[[ The records, beginning ]]
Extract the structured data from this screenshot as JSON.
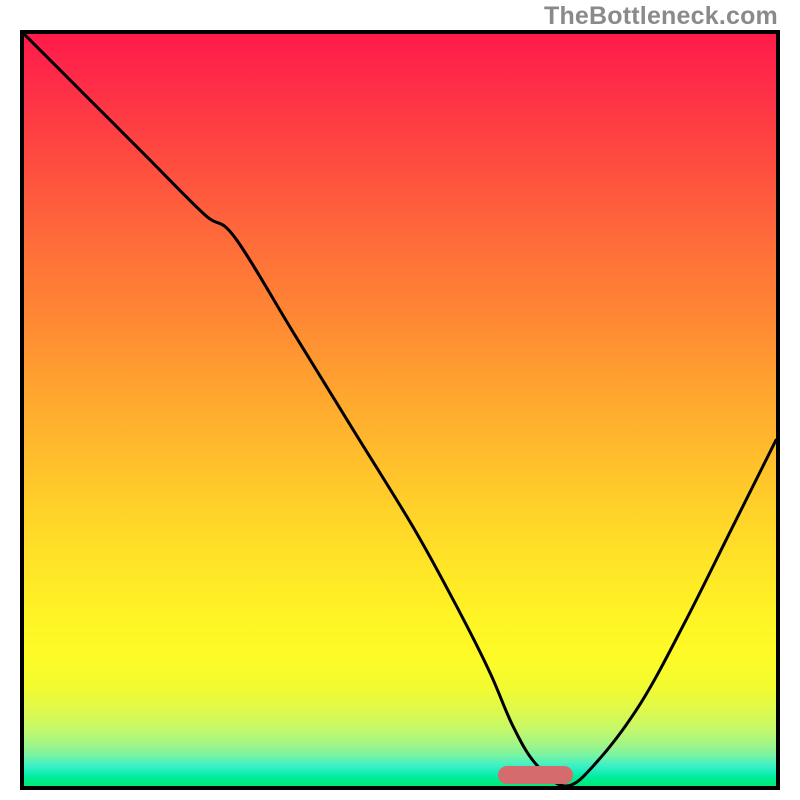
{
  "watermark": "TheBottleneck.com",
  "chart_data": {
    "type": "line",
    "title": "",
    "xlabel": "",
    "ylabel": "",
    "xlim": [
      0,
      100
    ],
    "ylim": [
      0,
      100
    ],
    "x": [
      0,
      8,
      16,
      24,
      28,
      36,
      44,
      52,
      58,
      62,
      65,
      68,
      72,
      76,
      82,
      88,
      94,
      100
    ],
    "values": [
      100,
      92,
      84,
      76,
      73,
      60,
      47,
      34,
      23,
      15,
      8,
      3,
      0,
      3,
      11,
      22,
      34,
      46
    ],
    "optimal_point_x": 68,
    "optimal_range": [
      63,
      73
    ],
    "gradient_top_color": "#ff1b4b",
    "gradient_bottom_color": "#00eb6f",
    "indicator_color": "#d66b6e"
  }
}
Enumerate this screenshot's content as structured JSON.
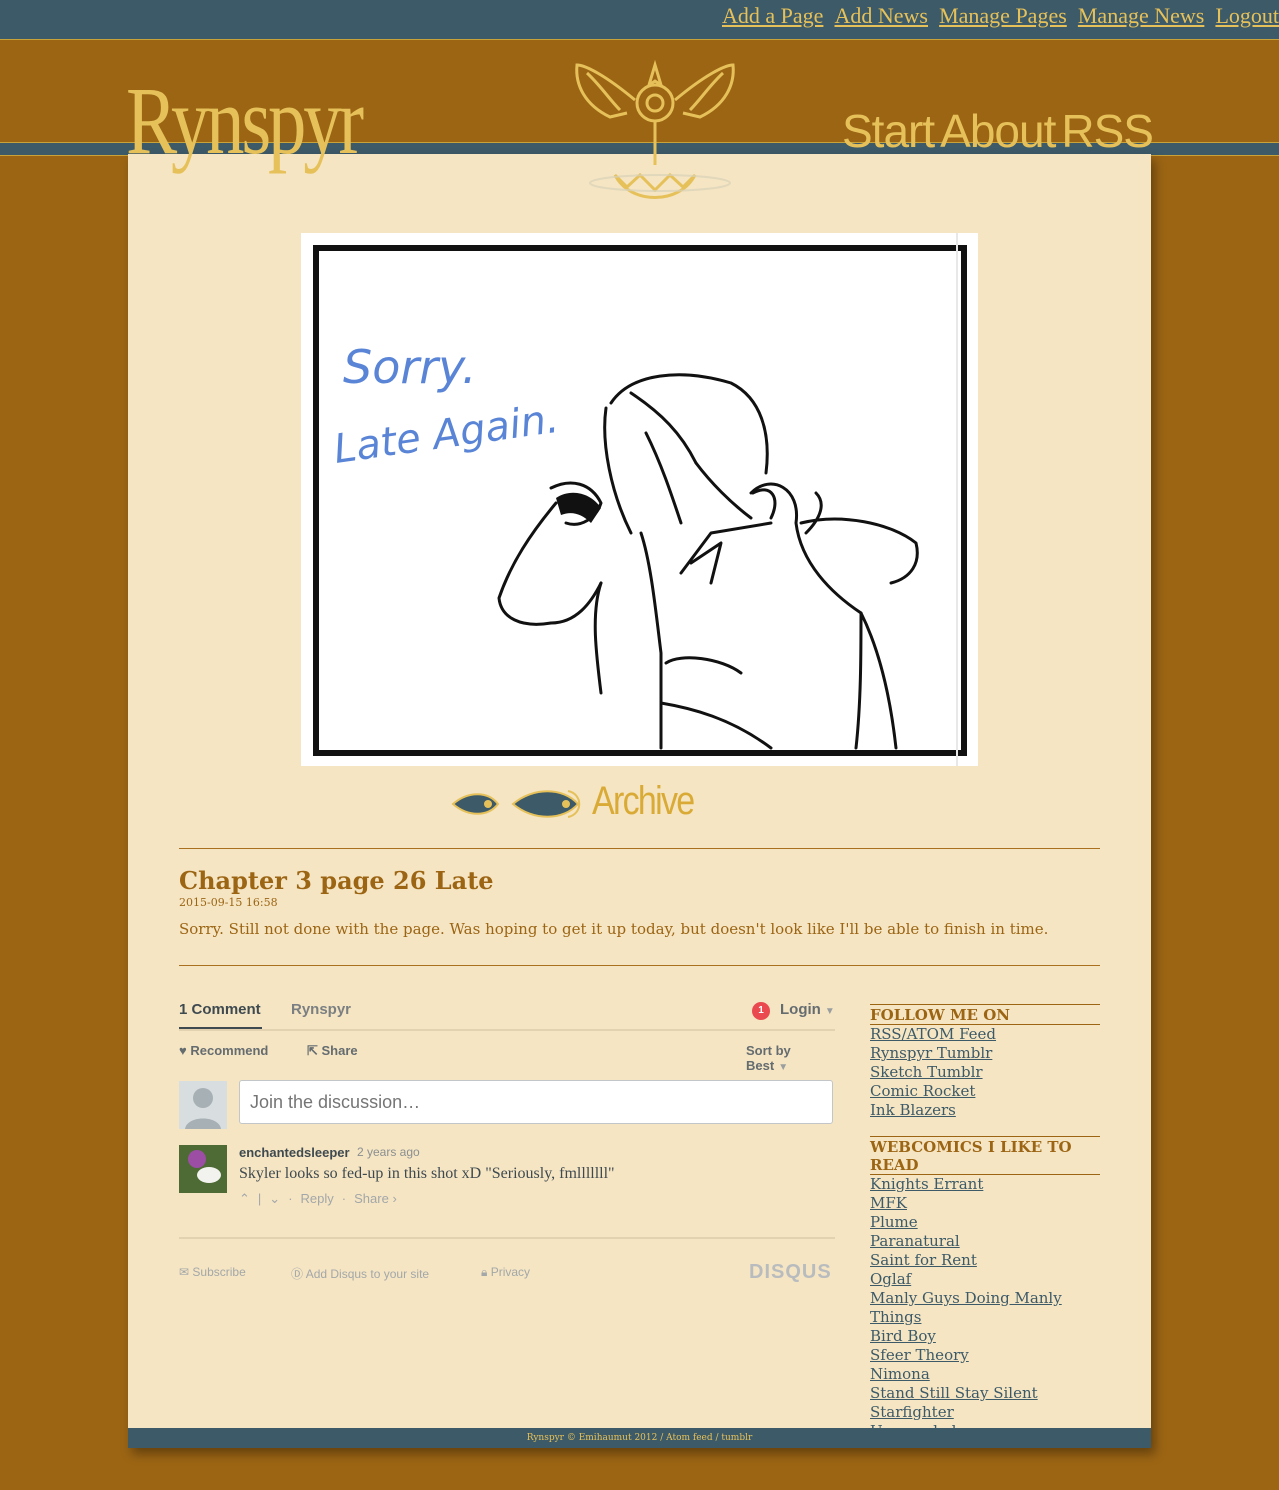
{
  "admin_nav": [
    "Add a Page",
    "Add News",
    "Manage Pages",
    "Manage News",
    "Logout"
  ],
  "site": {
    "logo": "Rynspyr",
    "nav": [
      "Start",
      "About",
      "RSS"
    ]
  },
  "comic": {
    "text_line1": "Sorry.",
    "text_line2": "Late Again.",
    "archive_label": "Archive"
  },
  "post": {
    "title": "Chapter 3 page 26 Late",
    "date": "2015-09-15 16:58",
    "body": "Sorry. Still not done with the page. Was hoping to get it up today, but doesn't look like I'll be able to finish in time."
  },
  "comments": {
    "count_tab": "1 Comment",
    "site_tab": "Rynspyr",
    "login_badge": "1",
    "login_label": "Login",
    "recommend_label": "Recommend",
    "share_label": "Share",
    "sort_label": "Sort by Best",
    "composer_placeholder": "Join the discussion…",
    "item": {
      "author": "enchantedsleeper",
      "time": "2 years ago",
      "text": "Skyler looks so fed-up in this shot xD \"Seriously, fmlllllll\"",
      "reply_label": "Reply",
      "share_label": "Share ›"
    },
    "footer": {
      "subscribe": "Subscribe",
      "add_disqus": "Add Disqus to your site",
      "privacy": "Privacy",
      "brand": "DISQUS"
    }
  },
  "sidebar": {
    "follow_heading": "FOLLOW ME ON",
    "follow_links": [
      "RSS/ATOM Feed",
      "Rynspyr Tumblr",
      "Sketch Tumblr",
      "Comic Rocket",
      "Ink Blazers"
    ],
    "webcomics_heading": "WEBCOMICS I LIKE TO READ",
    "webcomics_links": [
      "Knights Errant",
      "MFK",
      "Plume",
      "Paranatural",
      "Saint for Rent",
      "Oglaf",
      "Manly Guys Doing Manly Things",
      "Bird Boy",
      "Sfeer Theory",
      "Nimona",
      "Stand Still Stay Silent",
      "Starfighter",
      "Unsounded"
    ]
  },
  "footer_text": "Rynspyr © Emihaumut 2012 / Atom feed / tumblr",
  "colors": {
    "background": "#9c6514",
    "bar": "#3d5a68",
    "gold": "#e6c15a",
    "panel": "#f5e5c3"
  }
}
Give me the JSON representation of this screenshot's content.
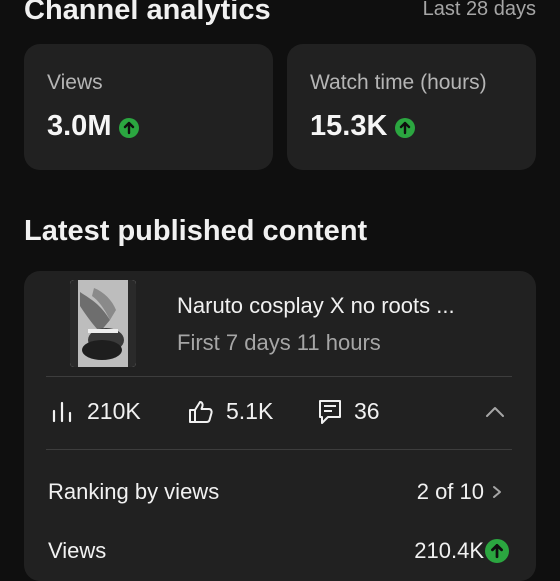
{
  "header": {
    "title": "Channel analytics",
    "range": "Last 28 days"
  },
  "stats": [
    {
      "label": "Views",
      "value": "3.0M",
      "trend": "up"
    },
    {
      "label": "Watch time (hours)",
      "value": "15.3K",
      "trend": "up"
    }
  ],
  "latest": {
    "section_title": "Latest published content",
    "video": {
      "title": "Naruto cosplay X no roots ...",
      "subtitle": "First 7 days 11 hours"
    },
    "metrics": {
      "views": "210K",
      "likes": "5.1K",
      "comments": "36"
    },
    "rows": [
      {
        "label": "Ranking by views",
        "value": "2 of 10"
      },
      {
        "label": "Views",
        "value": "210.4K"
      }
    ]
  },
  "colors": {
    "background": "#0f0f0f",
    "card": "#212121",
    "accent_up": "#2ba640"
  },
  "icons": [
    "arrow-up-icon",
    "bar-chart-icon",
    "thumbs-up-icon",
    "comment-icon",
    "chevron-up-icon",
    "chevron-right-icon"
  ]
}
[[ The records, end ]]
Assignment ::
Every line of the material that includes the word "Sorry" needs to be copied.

Result for this task ::
    "text_line1": "Sorry.",
    "body": "Sorry. Still not done with the page. Was hoping to get it up today, but doesn't look like I'll be able to finish in time."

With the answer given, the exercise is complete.